> [Stored entries]:

━━━━━━━━━━━━━━━━━━━━

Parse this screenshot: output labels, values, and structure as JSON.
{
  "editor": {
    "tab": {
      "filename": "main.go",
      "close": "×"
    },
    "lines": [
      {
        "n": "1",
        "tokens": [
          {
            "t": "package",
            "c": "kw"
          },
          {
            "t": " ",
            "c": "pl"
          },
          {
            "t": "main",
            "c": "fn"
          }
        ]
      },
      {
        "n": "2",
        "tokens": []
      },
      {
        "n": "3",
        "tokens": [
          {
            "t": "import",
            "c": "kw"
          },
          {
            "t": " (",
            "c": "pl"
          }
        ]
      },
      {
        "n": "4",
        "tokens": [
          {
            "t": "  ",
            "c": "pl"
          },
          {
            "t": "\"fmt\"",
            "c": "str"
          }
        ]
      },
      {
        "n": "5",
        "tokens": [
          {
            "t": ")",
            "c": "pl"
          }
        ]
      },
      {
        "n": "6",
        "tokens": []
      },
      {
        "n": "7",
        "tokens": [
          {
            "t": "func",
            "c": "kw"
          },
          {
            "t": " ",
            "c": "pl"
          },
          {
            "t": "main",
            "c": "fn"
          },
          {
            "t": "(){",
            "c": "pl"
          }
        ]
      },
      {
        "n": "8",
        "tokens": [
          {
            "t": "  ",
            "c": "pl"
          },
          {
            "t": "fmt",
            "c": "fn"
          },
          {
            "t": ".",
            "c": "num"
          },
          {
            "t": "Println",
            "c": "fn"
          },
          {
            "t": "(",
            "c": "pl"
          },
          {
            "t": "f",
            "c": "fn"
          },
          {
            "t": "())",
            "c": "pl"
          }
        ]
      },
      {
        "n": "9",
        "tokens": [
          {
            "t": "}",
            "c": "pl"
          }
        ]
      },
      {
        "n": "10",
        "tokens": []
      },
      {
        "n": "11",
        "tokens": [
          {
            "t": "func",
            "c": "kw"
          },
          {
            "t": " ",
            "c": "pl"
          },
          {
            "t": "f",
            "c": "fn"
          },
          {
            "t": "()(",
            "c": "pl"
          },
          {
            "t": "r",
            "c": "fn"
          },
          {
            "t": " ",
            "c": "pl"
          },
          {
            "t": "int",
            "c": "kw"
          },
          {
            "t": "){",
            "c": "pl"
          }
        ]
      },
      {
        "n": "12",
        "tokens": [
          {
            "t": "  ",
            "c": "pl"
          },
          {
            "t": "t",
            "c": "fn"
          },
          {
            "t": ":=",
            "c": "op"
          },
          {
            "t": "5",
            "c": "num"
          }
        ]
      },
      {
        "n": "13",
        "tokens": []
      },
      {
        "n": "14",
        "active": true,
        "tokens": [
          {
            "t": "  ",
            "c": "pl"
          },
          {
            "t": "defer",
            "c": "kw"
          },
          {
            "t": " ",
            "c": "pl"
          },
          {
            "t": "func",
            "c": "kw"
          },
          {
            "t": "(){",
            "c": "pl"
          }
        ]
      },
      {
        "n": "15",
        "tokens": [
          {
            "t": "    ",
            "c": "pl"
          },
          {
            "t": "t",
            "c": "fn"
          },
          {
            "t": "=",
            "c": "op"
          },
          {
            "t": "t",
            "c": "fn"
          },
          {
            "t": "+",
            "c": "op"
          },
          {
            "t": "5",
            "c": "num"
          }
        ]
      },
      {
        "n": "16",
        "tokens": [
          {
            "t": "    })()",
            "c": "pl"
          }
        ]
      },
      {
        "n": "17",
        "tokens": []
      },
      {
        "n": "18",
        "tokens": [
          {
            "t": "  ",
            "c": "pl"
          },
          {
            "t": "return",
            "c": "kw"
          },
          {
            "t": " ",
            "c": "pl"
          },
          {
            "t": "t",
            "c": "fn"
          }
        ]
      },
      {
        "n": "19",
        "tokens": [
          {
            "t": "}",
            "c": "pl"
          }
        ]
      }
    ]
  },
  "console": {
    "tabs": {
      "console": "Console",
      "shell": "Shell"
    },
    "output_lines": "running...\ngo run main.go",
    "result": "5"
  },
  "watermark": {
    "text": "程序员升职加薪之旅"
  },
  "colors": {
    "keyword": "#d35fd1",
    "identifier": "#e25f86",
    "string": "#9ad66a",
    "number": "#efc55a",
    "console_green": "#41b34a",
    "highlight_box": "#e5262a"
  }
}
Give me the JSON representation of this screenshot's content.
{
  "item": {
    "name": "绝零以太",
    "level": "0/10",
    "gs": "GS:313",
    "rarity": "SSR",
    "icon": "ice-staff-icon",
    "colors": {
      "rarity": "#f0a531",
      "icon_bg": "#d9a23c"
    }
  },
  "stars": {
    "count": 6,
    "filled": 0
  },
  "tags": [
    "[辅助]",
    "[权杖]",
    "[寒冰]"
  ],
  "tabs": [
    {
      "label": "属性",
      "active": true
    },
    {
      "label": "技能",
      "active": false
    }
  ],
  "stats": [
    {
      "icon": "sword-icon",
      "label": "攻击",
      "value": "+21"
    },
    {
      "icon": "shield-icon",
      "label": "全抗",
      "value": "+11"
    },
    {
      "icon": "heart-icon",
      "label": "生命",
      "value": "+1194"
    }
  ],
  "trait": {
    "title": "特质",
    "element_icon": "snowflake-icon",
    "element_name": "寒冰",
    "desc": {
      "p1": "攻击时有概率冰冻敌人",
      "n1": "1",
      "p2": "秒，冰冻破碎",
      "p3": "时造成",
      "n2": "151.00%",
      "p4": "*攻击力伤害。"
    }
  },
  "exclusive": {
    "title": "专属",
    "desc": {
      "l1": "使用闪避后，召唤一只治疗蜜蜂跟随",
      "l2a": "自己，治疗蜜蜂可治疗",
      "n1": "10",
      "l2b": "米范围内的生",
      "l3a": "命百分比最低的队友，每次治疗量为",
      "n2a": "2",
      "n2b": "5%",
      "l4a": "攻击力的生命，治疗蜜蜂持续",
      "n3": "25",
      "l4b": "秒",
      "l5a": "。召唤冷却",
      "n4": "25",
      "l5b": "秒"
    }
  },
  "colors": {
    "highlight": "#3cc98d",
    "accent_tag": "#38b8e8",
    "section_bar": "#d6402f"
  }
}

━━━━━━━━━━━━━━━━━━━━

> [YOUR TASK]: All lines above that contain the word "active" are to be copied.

> [TASK OUTPUT]:
        "active": true,
      "active": true
      "active": false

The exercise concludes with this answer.